» Input

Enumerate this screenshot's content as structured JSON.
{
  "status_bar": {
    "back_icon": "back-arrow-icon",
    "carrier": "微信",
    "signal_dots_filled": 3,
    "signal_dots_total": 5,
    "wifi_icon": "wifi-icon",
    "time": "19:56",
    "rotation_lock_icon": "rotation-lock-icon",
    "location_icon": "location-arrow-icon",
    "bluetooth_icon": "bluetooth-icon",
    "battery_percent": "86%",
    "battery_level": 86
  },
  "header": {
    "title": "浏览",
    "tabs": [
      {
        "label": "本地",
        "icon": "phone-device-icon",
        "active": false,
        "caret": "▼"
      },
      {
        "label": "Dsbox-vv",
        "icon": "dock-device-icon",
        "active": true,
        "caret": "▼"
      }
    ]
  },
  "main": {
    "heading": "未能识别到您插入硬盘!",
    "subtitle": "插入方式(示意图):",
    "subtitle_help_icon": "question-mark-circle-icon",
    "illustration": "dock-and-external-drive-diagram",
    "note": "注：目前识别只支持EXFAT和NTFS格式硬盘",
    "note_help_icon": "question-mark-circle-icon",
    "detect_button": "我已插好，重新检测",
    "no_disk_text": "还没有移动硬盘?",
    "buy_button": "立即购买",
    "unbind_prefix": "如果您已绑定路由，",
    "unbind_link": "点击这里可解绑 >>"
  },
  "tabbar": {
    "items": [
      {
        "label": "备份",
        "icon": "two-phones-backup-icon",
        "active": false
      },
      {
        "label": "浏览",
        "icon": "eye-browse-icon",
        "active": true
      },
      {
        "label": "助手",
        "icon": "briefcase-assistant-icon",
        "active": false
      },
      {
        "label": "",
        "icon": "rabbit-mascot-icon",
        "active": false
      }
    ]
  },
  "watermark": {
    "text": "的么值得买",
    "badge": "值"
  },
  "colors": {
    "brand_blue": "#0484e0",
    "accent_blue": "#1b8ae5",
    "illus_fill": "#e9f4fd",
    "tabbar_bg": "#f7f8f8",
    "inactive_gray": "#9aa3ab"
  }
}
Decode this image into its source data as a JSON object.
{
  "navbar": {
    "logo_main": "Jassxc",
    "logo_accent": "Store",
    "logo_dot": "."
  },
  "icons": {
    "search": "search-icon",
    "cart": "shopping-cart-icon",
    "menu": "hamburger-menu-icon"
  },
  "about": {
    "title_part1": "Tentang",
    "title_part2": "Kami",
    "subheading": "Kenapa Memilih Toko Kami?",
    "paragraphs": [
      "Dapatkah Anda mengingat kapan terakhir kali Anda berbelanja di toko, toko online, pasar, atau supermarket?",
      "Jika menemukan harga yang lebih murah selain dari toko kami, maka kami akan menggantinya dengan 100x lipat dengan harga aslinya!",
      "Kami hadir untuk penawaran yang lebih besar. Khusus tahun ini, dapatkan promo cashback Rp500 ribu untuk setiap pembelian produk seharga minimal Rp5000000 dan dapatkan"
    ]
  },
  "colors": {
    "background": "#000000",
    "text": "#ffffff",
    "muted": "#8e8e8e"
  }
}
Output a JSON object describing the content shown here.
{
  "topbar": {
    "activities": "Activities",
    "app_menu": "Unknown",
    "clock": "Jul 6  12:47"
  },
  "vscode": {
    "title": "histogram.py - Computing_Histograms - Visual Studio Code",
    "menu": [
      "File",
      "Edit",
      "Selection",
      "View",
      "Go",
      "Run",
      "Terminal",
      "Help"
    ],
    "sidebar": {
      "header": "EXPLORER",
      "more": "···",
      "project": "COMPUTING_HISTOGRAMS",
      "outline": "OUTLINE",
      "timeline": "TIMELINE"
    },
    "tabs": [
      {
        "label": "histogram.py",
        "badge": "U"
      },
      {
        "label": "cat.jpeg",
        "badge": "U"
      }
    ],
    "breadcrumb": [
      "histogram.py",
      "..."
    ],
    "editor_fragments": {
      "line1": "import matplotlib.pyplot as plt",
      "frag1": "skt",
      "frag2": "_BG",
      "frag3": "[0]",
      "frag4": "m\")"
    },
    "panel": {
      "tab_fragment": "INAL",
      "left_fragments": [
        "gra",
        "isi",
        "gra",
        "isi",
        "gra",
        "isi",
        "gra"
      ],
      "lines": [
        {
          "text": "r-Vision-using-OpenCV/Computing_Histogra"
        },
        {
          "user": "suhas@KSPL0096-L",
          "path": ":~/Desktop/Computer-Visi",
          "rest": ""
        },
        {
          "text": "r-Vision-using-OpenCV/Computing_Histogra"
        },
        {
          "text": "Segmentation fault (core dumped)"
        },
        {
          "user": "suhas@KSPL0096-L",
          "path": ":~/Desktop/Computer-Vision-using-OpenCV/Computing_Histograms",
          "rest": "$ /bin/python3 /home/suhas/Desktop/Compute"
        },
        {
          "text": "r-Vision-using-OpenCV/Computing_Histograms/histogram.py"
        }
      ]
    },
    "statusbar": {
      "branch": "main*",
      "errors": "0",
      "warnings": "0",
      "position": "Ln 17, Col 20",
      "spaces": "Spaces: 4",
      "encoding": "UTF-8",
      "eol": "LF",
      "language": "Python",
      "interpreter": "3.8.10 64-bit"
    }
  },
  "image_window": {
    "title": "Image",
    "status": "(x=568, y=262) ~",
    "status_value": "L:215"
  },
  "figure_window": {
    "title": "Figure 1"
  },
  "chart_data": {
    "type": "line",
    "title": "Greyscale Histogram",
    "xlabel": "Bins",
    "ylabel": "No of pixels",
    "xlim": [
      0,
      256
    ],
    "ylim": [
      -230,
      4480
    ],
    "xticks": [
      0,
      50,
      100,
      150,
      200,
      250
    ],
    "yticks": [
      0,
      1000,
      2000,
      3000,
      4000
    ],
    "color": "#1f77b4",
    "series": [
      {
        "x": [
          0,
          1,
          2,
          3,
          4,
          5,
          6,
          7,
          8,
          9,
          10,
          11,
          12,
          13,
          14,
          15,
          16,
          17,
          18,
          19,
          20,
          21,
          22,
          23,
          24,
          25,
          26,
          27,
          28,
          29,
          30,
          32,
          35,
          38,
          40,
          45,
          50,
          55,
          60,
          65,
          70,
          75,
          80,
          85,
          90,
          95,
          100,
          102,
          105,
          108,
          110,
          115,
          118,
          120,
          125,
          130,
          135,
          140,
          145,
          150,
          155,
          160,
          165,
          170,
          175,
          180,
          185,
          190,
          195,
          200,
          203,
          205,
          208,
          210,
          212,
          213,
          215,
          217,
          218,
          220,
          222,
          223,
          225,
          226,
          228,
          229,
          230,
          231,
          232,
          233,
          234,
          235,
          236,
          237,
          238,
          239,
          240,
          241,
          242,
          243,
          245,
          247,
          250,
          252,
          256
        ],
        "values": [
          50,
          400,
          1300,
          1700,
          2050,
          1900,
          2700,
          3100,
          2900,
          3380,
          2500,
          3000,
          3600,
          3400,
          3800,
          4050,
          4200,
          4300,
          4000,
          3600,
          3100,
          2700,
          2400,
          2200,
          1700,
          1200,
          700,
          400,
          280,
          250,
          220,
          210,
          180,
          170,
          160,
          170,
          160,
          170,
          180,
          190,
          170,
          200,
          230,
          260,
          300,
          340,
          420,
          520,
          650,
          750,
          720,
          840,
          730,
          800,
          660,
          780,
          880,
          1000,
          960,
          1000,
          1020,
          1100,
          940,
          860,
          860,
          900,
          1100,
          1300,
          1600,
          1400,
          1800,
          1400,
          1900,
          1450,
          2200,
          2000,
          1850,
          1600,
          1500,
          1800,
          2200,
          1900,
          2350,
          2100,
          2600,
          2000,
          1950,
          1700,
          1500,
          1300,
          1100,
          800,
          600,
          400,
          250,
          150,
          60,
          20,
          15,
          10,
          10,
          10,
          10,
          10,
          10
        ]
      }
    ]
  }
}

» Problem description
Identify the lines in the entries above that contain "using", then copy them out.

» Output for this task
          "text": "r-Vision-using-OpenCV/Computing_Histogra"
          "text": "r-Vision-using-OpenCV/Computing_Histogra"
          "path": ":~/Desktop/Computer-Vision-using-OpenCV/Computing_Histograms",
          "text": "r-Vision-using-OpenCV/Computing_Histograms/histogram.py"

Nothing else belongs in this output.